“It was sad to see that, especially in the winter months,” Zoey, 16, told The Epoch Times. “This moment stuck with me as I went home and was able to enjoy a hot homemade meal, while this woman was out in the chilly weather eating cold, raw food. It hurt me that I just passed by and didn’t even stop to buy her a slice of pizza.”
Acts of Kindness
Over time, Zoey was inspired by her mother’s generosity to the homeless in Laguna Beach—offering $5 here, $20 there. Shelly said it wasn’t uncommon for Zoey to call her and ask for extra lunch money because she had spent hers buying food for someone in need.
“Homelessness has always been a problem in Laguna Beach, ever since I could remember,” Zoey said. “Especially during this winter with COVID-19. I began to see more and more homeless, even women and children.”
Zoey said that following in her mother’s footsteps inspired her and her brother, 17-year-old Jake, to embark on the project they launched, weeks before the holiday.
Shelly was skeptical at first.
“I didn’t think they could do it [with only] practically two and a half weeks left before Christmas,” she said.
But she encouraged the pair to start by raising money from friends and family.
“Our friends and family were very supportive of this project,” Jake told The Epoch Times. “They were very generous, and helped us raise enough money to make 30 care packages, even during a pandemic when many people are struggling financially and medically.”
Care Package Project
After reaching out to 40 students, the Cutter siblings raised $800—a figure matched by uncles, aunts, and cousins who were impressed by the rapid progress they made.
“Our family … was quick to donate and happy to help our cause,” Zoey said. “We are all very close.”
Two days before Christmas, the Cutters and two of their friends handed out the care packages, which included a wealth of necessities: blankets that double as pillows or jackets, masks, ponchos, hygiene kits, antibacterial wipes, tissues, water bottles, and snacks.
In a surprising twist, the homeless woman who had been seared in Zoey’s memory was the first care package recipient.
“I am a bit shy, so I did not say much and we exchanged smiles,” Zoey said.
The woman, who was accompanied by her husband, said they were especially grateful for the beef jerky—her favorite snack—that was included in the bag.
“The interactions with the homeless were all super positive and kind,” Zoey said.
She said one man asked if she was associated with a church or whether she was just spreading kindness.

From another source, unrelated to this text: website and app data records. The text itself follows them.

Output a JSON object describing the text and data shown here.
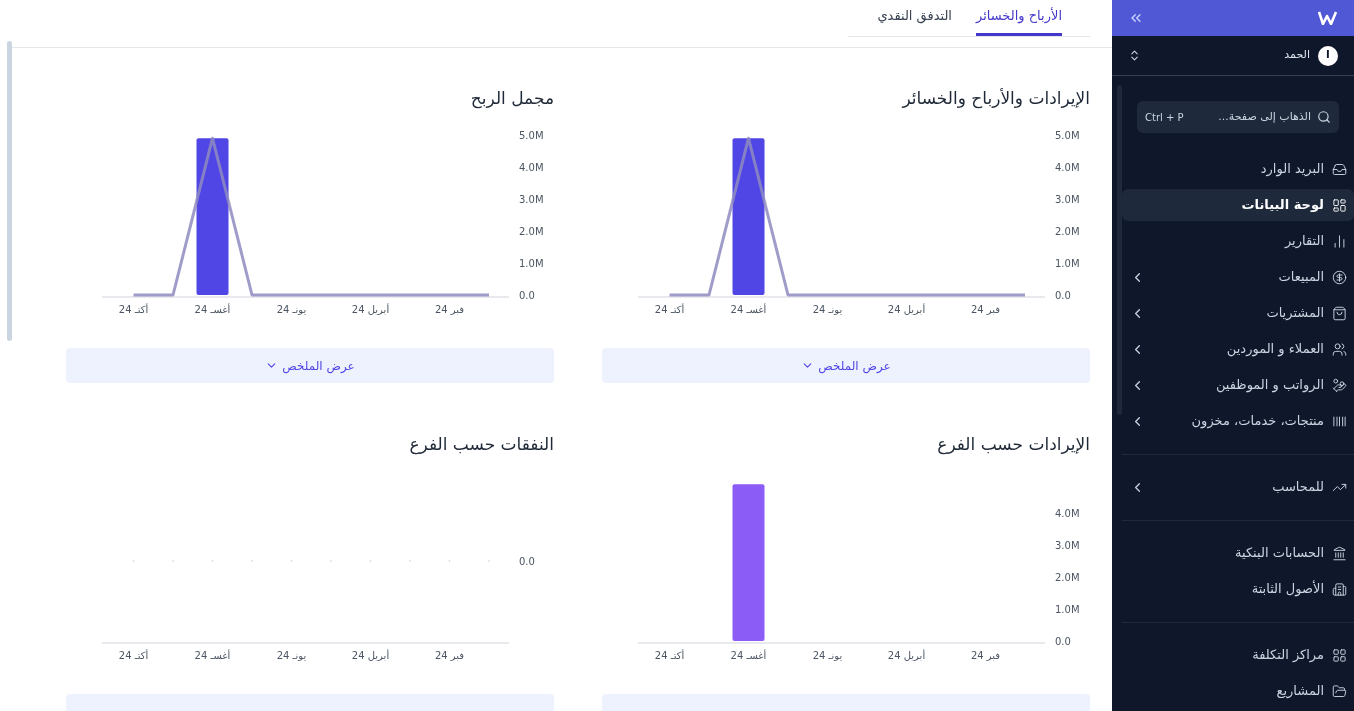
{
  "tabs": [
    {
      "label": "الأرباح والخسائر",
      "selected": true
    },
    {
      "label": "التدفق النقدي",
      "selected": false
    }
  ],
  "cards": [
    {
      "title": "الإيرادات والأرباح والخسائر",
      "button": "عرض الملخص",
      "chart_data": {
        "type": "bar",
        "categories": [
          "أكتـ 24",
          null,
          "أغسـ 24",
          null,
          "يونـ 24",
          null,
          "أبريل 24",
          null,
          "فبر 24",
          null
        ],
        "ylim": [
          0,
          5
        ],
        "yticks": [
          {
            "value": 0,
            "label": "0.0"
          },
          {
            "value": 1,
            "label": "1.0M"
          },
          {
            "value": 2,
            "label": "2.0M"
          },
          {
            "value": 3,
            "label": "3.0M"
          },
          {
            "value": 4,
            "label": "4.0M"
          },
          {
            "value": 5,
            "label": "5.0M"
          }
        ],
        "series": [
          {
            "type": "bar",
            "color": "#4f46e5",
            "values": [
              0,
              0,
              4.9,
              0,
              0,
              0,
              0,
              0,
              0,
              0
            ]
          },
          {
            "type": "line",
            "color": "#8f8bc0",
            "values": [
              0,
              0,
              4.9,
              0,
              0,
              0,
              0,
              0,
              0,
              0
            ]
          }
        ]
      }
    },
    {
      "title": "مجمل الربح",
      "button": "عرض الملخص",
      "chart_data": {
        "type": "bar",
        "categories": [
          "أكتـ 24",
          null,
          "أغسـ 24",
          null,
          "يونـ 24",
          null,
          "أبريل 24",
          null,
          "فبر 24",
          null
        ],
        "ylim": [
          0,
          5
        ],
        "yticks": [
          {
            "value": 0,
            "label": "0.0"
          },
          {
            "value": 1,
            "label": "1.0M"
          },
          {
            "value": 2,
            "label": "2.0M"
          },
          {
            "value": 3,
            "label": "3.0M"
          },
          {
            "value": 4,
            "label": "4.0M"
          },
          {
            "value": 5,
            "label": "5.0M"
          }
        ],
        "series": [
          {
            "type": "bar",
            "color": "#4f46e5",
            "values": [
              0,
              0,
              4.9,
              0,
              0,
              0,
              0,
              0,
              0,
              0
            ]
          },
          {
            "type": "line",
            "color": "#8f8bc0",
            "values": [
              0,
              0,
              4.9,
              0,
              0,
              0,
              0,
              0,
              0,
              0
            ]
          }
        ]
      }
    },
    {
      "title": "الإيرادات حسب الفرع",
      "chart_data": {
        "type": "bar",
        "categories": [
          "أكتـ 24",
          null,
          "أغسـ 24",
          null,
          "يونـ 24",
          null,
          "أبريل 24",
          null,
          "فبر 24",
          null
        ],
        "ylim": [
          0,
          5
        ],
        "yticks": [
          {
            "value": 0,
            "label": "0.0"
          },
          {
            "value": 1,
            "label": "1.0M"
          },
          {
            "value": 2,
            "label": "2.0M"
          },
          {
            "value": 3,
            "label": "3.0M"
          },
          {
            "value": 4,
            "label": "4.0M"
          }
        ],
        "series": [
          {
            "type": "bar",
            "color": "#8b5cf6",
            "values": [
              0,
              0,
              4.9,
              0,
              0,
              0,
              0,
              0,
              0,
              0
            ]
          }
        ]
      }
    },
    {
      "title": "النفقات حسب الفرع",
      "chart_data": {
        "type": "other",
        "categories": [
          "أكتـ 24",
          null,
          "أغسـ 24",
          null,
          "يونـ 24",
          null,
          "أبريل 24",
          null,
          "فبر 24",
          null
        ],
        "annotations": [
          {
            "text": "0.0"
          }
        ]
      }
    }
  ],
  "sidebar": {
    "user": {
      "initial": "ا",
      "name": "الحمد"
    },
    "search": {
      "placeholder": "الذهاب إلى صفحة...",
      "shortcut": "Ctrl + P"
    },
    "groups": [
      {
        "items": [
          {
            "label": "البريد الوارد",
            "selected": false,
            "expandable": false
          },
          {
            "label": "لوحة البيانات",
            "selected": true,
            "expandable": false
          },
          {
            "label": "التقارير",
            "selected": false,
            "expandable": false
          },
          {
            "label": "المبيعات",
            "selected": false,
            "expandable": true
          },
          {
            "label": "المشتريات",
            "selected": false,
            "expandable": true
          },
          {
            "label": "العملاء و الموردين",
            "selected": false,
            "expandable": true
          },
          {
            "label": "الرواتب و الموظفين",
            "selected": false,
            "expandable": true
          },
          {
            "label": "منتجات، خدمات، مخزون",
            "selected": false,
            "expandable": true
          }
        ]
      },
      {
        "items": [
          {
            "label": "للمحاسب",
            "selected": false,
            "expandable": true
          }
        ]
      },
      {
        "items": [
          {
            "label": "الحسابات البنكية",
            "selected": false,
            "expandable": false
          },
          {
            "label": "الأصول الثابتة",
            "selected": false,
            "expandable": false
          }
        ]
      },
      {
        "items": [
          {
            "label": "مراكز التكلفة",
            "selected": false,
            "expandable": false
          },
          {
            "label": "المشاريع",
            "selected": false,
            "expandable": false
          }
        ]
      }
    ]
  }
}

The exchange ended with him praying for the safety of her and her companions.
A Chain of Generosity
Zoey and Jake say they plan to make holiday care packages an annual endeavor. Meanwhile, they are brainstorming other charity projects for the future.
“I do believe what one puts out into the world will come back to you,” Zoey said. “So by spreading happiness and help in times of need, I hope that one day if I am ever struggling, I will be shown the same.”
For her, these efforts kick-start “a chain of generosity and positivity in the world.”
“If you choose to stop instead of passing by, you might even be the one person out of hundreds who chose to stop and help, and that is an amazing thing,” she said.
“Everything counts,” Jake added. “Whether it is giving a homeless person food, getting to know a homeless person, or making care packages … anything you do will make an impact on someone’s life. Even the little things can make great changes.”